It’s a feeling many students know well: the panic that sets in when they realize their registration for next semester isn’t going according to plan. Yet some groups are more disadvantaged than others when it comes to this complex process, according to a recent study done by Gonzaga's biology department.
Over time, GU biology professors Nancy Staub and Brook Swanson began to notice patterns among students complaining about unsuccessful registration. They noted that many of the emails they received post-registration were from students pleading to get into classes to fulfill their requirements.
“A few years ago, students would register at midnight instead of 7 a.m.,” Staub said. “Members of the biology department noticed that the emails we would get at 12:05 a.m. tended to be from students in more vulnerable populations.”
Staub, Swanson and others spearheaded a study to identify if registration inequities exist among different minority groups including students of color.
In the GU registration process, students with more credits are prioritized over those with fewer credits. This means that students who enter their first year at GU with more Advanced Placement (AP) or Running Start credits often find themselves in the first registration slot each year.
Conversely, students who didn’t take those courses as part of their education before attending GU often end up with later college credit programs due to a lack of access to equitable resources.
“Students don't get to choose which high school they go to, and studies have shown that high schools that don't offer many AP classes tend to serve more vulnerable populations of students,” Staub said.
Their research examined disparities among groups of first-year students. For registration, first-year students are divided into three groups based on credits previously earned. The first group has an earlier time slot than the second, and likewise, the second group has an earlier slot than the third.
The researchers found racial disparities among the groups of registering first-year students.
“For non-minority students, about 18% of them are in that first group and only 36% of them are in the last group of freshmen to register,” Swanson said. “For minority students, only 12% of them are in that first group and almost 45% of them are in that last group.”
While GU’s intention isn’t to exclude certain racial and minority groups from access to the credit they need to succeed, that is the result.
“A lot of systemic racism is old policies that made sense at one point but now target different groups so that some people have privilege and others don’t,” Staub said.
As a result of the biology professors' study, the Equity in Registration Task Force was created to further investigate and address inequities in the registration process.
The task force is headed by GU theatre and dance professor Kathleen Jeffs, and its membership boasts several representatives of other on-campus organizations including the Office of Diversity, Equity and Inclusion and the Center for Cura Personalis. Other integral members of the task force include Shari Rasmussen and Heather Teshome, representatives from the Registrar's Office.

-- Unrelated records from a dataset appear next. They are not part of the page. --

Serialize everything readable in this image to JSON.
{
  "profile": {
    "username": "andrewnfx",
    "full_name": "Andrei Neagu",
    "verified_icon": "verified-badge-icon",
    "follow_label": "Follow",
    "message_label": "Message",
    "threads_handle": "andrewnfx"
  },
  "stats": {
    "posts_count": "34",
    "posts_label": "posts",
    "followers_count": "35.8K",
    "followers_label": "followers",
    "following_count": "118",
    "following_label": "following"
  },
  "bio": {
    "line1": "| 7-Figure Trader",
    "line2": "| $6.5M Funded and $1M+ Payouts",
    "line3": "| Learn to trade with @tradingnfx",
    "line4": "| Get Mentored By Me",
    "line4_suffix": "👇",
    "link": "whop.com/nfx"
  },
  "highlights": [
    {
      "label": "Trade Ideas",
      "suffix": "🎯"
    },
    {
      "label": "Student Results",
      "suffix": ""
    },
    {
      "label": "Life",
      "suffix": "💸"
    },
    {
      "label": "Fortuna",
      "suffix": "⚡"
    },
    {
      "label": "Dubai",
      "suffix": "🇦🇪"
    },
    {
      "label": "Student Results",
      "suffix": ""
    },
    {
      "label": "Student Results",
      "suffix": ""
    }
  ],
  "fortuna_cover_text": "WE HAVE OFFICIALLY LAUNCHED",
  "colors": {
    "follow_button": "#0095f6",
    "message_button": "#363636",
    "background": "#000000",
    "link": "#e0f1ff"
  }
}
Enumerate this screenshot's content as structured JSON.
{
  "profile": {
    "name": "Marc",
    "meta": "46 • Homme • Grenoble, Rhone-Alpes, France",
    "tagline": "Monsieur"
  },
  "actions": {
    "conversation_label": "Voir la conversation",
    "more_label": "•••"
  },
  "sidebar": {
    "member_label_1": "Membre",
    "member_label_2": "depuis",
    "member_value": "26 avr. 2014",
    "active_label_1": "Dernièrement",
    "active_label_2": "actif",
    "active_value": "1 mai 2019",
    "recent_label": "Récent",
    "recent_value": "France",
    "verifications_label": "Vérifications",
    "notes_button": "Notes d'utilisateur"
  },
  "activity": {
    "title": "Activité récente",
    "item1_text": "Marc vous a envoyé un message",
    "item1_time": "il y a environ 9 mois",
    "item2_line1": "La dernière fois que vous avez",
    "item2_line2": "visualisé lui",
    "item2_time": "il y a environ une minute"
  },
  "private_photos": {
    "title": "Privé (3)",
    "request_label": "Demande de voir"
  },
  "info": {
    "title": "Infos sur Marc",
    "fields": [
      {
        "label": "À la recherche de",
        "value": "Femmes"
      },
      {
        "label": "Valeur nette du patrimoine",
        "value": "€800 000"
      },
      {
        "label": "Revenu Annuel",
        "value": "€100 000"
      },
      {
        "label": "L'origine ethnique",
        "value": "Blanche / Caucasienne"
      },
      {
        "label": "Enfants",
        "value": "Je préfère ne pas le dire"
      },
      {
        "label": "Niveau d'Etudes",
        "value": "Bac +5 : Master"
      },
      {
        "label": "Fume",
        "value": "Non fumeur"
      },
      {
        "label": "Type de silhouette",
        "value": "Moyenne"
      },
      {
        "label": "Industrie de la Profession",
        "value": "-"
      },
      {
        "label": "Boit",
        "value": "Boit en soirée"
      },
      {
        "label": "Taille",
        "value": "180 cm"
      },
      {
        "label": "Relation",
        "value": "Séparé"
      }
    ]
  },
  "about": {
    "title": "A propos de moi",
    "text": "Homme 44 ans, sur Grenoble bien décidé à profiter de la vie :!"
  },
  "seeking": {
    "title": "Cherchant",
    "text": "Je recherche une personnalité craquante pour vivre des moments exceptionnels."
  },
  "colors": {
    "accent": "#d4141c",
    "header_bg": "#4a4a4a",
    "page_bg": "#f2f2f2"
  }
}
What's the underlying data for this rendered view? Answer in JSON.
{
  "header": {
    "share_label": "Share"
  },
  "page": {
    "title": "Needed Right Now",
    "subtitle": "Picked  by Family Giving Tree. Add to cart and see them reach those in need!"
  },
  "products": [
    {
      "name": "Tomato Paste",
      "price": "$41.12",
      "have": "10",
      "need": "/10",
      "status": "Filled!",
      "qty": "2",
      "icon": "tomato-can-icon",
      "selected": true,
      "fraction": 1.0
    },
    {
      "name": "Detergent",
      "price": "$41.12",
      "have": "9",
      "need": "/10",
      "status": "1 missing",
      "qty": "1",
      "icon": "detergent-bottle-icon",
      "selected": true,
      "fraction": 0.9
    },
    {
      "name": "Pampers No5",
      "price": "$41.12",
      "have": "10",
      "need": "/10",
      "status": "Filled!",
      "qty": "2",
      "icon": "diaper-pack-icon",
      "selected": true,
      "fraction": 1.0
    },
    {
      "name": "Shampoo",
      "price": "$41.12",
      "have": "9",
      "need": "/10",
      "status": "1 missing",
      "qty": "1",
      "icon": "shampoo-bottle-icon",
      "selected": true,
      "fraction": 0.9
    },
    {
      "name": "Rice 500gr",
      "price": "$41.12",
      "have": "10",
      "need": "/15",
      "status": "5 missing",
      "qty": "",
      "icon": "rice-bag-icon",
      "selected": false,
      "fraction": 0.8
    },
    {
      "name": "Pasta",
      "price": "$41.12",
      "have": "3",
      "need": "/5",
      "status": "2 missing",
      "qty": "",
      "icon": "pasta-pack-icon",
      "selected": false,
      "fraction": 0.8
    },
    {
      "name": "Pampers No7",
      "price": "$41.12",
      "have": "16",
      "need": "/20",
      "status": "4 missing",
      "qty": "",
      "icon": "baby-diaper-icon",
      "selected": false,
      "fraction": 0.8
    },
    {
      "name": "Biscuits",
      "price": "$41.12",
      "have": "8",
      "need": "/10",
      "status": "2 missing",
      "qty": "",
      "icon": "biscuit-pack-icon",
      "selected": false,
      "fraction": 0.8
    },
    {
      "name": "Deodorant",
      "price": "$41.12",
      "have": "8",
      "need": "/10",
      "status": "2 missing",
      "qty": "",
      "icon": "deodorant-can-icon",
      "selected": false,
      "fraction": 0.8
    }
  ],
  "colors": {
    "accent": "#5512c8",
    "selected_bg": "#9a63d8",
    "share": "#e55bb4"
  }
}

“Our office is always wanting to do the right thing for our students,” Rasmussen said. “So, whatever the task force determines to be the right solution going forward, we’re certainly happy to do the work to make the system as it should be based on the research the committee has done.”
The task force, while working to address how to better support students of color, is similarly working to eliminate other inequities unrelated to race. For instance, as Jeffs pointed out, inequities can emerge from seemingly minimal situations like having a poor advisor.
“The biology working group is concerned with racial inequities; the new task force is concerned with all of it,” Jeffs said. “It’s about race, but it’s not all about race.”
The task force will continue to work to determine if equitable registration via an alternate system is a viable option for GU.
“Our office wants to serve our students to the best of our ability and make things equitable across the board and at all student levels, so we will undertake the results that the committee proposes and we will work with the results to put them in place for future registration processes,” Rasmussen said.
If any changes are made to the current system, students can expect to see them as early as spring 2023 in a “test-drive” program, while implementation of full-scale system changes could occur during fall 2023 registration at the earliest.
A more equitable registration process potentially could have helped students like Kaila Okubo, a senior biochemistry major and co-president of GU’s Hawai’i Pacific Islanders Club.
“I’m from Hawai’i and I know my high school didn’t necessarily push getting college credit or Running Start,” Okubo said. “A lot of my friends from Hawai’i have lower credit statuses than those who aren’t [from Hawai’i].”
While the task force continues to conduct research, students should expect to see changes within the registration processes in the coming semester.
“We don't have any control over where students come from or what high schools offer AP credits,” Swanson said. “What we do have control over at Gonzaga is whether we decide to perpetuate those inequities or not.”